Element data from apps and pages
++++++++
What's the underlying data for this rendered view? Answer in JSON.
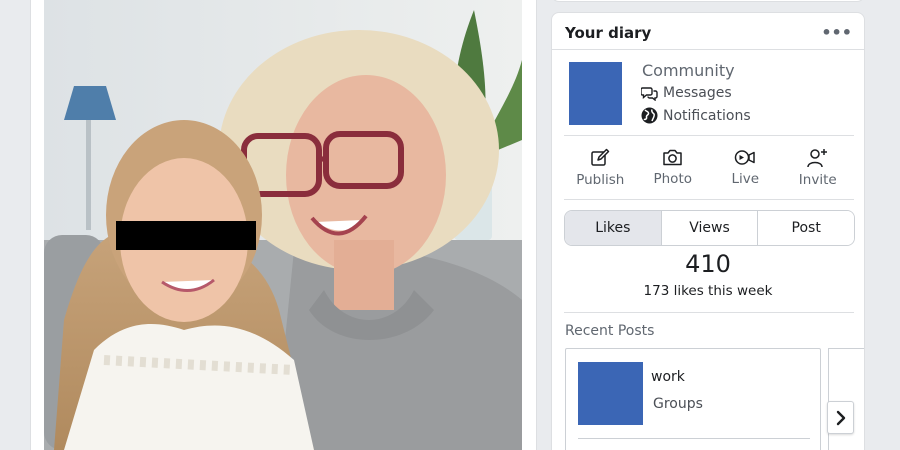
{
  "diary": {
    "title": "Your diary",
    "more_icon": "more-horizontal-icon",
    "community_name": "Community",
    "messages_label": "Messages",
    "notifications_label": "Notifications",
    "actions": [
      {
        "label": "Publish",
        "icon": "edit-icon"
      },
      {
        "label": "Photo",
        "icon": "camera-icon"
      },
      {
        "label": "Live",
        "icon": "live-video-icon"
      },
      {
        "label": "Invite",
        "icon": "add-person-icon"
      }
    ],
    "tabs": [
      {
        "label": "Likes",
        "active": true
      },
      {
        "label": "Views",
        "active": false
      },
      {
        "label": "Post",
        "active": false
      }
    ],
    "stat_value": "410",
    "stat_caption": "173 likes this week",
    "recent_posts_title": "Recent Posts",
    "recent_post": {
      "title": "work",
      "subtitle": "Groups"
    },
    "next_icon": "chevron-right-icon"
  },
  "colors": {
    "accent_thumb": "#3b66b5",
    "page_bg": "#e9ebee",
    "active_tab_bg": "#e4e6eb"
  }
}
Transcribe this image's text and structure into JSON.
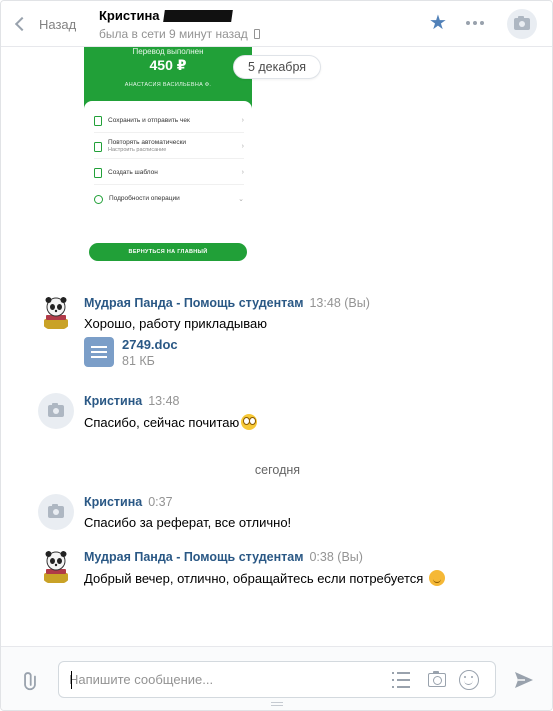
{
  "header": {
    "back_label": "Назад",
    "peer_name": "Кристина",
    "peer_status": "была в сети 9 минут назад"
  },
  "receipt": {
    "title": "Перевод выполнен",
    "amount": "450 ₽",
    "recipient": "АНАСТАСИЯ ВАСИЛЬЕВНА Ф.",
    "rows": [
      {
        "label": "Сохранить и отправить чек",
        "sub": ""
      },
      {
        "label": "Повторять автоматически",
        "sub": "Настроить расписание"
      },
      {
        "label": "Создать шаблон",
        "sub": ""
      },
      {
        "label": "Подробности операции",
        "sub": ""
      }
    ],
    "button": "ВЕРНУТЬСЯ НА ГЛАВНЫЙ"
  },
  "date_pill": "5 декабря",
  "day_separator": "сегодня",
  "messages": [
    {
      "author": "Мудрая Панда - Помощь студентам",
      "time": "13:48 (Вы)",
      "text": "Хорошо, работу прикладываю",
      "attachment": {
        "name": "2749.doc",
        "size": "81 КБ"
      }
    },
    {
      "author": "Кристина",
      "time": "13:48",
      "text": "Спасибо, сейчас почитаю"
    },
    {
      "author": "Кристина",
      "time": "0:37",
      "text": "Спасибо за реферат, все отлично!"
    },
    {
      "author": "Мудрая Панда - Помощь студентам",
      "time": "0:38 (Вы)",
      "text": "Добрый вечер, отлично, обращайтесь если потребуется"
    }
  ],
  "composer": {
    "placeholder": "Напишите сообщение...",
    "value": ""
  },
  "icons": [
    "back-chevron-icon",
    "phone-icon",
    "star-icon",
    "more-icon",
    "camera-icon",
    "doc-icon",
    "attach-icon",
    "list-icon",
    "smile-icon",
    "send-icon"
  ],
  "colors": {
    "accent": "#5181b8",
    "link": "#2a5885",
    "receipt_green": "#21a038",
    "muted": "#939393"
  }
}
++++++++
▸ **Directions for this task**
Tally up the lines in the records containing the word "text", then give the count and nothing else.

▸ **Answer to this problem**
5